  • Addressing the underlying causes of poverty,
  • Tackling child poverty following the Welsh Government review,
  • Completing the roll-out of Universal Credit,
  • Key challenges for implementing the new fuel poverty plan,
  • Local and national employment strategies: higher-paid employment, developing income security and reducing in-work poverty, and
  • Policy priorities for tackling poverty in Wales.

Policy officials attending:

Our forums are known for attracting strong interest from policymakers and stakeholders.

This one’s no different.

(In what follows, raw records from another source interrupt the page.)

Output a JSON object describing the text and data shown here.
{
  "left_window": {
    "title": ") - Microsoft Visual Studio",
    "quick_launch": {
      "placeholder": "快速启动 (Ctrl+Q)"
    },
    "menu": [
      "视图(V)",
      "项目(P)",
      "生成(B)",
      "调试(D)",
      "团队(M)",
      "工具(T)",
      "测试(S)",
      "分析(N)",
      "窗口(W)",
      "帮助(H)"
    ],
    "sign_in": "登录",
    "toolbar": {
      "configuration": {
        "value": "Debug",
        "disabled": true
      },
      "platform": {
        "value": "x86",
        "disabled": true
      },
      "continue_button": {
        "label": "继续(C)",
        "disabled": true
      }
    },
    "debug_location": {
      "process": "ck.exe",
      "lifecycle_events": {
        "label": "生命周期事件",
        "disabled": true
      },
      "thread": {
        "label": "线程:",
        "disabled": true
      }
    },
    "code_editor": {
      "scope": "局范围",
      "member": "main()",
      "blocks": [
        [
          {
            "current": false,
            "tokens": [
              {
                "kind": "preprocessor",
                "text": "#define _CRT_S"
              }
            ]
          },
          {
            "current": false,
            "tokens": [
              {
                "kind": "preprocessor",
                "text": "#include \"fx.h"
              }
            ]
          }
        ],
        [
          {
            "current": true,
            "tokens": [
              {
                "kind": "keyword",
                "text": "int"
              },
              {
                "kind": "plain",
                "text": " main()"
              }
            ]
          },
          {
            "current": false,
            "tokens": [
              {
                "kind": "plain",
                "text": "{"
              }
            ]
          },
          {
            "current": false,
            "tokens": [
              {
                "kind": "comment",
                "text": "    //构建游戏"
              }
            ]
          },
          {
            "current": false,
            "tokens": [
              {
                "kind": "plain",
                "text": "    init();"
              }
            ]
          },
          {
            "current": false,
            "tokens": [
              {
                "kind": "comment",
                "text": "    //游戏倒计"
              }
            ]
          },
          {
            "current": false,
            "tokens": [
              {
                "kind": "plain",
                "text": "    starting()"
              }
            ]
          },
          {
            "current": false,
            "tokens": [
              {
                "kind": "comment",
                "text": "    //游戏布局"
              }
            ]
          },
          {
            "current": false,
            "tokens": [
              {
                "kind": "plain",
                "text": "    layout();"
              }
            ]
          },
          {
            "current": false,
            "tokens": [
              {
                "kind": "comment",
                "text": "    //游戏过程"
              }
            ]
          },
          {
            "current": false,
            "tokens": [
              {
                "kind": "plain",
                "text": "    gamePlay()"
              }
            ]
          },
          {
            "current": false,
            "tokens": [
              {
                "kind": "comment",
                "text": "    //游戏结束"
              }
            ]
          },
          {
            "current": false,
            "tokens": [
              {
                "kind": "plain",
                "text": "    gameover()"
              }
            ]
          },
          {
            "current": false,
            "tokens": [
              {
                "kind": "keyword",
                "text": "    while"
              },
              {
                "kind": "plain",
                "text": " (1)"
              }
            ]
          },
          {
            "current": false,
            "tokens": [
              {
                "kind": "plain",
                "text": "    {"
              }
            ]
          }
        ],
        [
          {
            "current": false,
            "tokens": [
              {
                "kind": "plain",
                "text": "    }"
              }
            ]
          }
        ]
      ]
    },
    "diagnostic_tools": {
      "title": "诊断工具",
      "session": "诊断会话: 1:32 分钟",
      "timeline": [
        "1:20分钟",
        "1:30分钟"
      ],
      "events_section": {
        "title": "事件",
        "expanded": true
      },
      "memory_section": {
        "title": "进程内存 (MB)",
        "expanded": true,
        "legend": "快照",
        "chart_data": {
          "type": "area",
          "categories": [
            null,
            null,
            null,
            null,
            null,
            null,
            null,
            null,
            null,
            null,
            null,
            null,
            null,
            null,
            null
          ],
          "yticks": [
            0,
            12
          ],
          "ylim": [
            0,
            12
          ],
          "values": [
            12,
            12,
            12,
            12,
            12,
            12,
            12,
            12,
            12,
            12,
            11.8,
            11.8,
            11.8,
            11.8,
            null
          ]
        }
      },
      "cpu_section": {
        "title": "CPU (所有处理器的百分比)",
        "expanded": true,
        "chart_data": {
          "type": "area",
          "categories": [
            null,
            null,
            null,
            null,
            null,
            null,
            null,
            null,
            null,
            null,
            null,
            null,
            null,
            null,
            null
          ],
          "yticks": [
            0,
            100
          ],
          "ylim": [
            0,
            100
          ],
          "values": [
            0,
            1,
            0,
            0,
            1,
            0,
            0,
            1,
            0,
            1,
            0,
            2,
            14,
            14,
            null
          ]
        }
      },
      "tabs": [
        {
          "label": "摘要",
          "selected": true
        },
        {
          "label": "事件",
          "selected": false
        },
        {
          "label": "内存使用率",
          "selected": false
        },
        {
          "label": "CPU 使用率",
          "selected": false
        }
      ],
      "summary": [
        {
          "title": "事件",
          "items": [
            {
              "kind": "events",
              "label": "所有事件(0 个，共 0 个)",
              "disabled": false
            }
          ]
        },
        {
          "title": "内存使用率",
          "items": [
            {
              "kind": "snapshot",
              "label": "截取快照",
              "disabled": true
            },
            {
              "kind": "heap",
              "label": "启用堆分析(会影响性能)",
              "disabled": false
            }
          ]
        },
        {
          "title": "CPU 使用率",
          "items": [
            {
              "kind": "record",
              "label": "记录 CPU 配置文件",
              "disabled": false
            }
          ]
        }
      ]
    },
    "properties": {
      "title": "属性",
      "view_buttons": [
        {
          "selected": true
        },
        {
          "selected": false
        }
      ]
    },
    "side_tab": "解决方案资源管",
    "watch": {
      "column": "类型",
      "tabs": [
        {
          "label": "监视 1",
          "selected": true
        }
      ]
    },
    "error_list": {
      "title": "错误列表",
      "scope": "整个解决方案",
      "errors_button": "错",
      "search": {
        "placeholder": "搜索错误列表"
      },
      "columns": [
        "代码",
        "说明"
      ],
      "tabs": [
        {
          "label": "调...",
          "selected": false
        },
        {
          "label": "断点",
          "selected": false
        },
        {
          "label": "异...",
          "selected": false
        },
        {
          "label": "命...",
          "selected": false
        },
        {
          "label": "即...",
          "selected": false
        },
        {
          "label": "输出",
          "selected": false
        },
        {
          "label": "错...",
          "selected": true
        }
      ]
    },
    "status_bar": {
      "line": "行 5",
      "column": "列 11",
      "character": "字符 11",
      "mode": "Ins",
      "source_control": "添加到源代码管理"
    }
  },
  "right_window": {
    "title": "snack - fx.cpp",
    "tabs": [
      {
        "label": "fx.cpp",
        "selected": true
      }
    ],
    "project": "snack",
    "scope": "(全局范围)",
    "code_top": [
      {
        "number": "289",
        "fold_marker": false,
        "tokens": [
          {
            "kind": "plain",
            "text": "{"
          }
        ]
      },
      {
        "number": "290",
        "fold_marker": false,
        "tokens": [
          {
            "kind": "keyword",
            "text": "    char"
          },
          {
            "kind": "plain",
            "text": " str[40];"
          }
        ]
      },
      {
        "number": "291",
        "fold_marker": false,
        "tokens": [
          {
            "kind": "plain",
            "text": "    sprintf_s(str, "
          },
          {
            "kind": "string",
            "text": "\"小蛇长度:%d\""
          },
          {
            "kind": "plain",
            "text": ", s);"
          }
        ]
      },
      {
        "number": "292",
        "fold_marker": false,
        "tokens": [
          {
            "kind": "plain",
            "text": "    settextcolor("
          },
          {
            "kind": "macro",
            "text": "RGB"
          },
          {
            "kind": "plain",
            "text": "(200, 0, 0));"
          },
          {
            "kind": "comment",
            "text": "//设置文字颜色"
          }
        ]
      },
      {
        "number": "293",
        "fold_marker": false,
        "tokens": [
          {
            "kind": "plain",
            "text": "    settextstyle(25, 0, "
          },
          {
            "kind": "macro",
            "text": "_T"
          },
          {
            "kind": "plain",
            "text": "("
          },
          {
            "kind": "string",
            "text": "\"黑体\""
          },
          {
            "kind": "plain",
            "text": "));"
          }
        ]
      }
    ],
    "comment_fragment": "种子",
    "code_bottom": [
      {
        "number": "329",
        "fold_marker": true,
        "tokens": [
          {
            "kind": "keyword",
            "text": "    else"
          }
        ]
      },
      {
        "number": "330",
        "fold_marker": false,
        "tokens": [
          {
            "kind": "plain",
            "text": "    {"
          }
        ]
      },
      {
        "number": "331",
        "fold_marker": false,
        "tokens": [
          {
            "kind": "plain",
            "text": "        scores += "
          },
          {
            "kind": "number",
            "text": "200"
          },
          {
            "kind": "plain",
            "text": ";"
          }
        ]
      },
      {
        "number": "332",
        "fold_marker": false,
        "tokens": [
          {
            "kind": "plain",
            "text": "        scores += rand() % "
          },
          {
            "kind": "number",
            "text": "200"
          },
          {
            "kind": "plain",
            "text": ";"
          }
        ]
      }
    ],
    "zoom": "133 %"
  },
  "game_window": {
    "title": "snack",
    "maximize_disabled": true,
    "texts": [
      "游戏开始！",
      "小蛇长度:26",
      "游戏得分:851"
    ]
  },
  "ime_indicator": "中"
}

Places have been reserved by a range of officials from the Welsh Government, as well as from the DWP and MHCLG.

This is a full-scale conference taking place online***

  • full, four-hour programme including comfort breaks – you’ll also get a full recording to refer back to
  • information-rich discussion involving key policymakers and stakeholders
  • conference materials provided in advance, including speaker biographies
  • speakers presenting via webcam, accompanied by slides if they wish, using the Cisco WebEx professional online conference platform (easy for delegates – we’ll provide full details)
  • opportunities for live delegate questions and comments with all speakers
  • a recording of the addresses, all slides cleared by speakers, and further materials, is made available to all delegates afterwards as a permanent record of the proceedings
  • delegates are able to add their own written comments and articles following the conference, to be distributed to all attendees and more widely
  • networking too – there will be opportunities for delegates to e-meet and interact – we’ll tell you how!

Full information and guidance on how to take part will be sent to delegates before the conference

Cost:£190 plus VAT
Book Here

WHEN:9th July 2020 – 9am – 1pm (registration from 8.30am)
WHERE:
Online Conference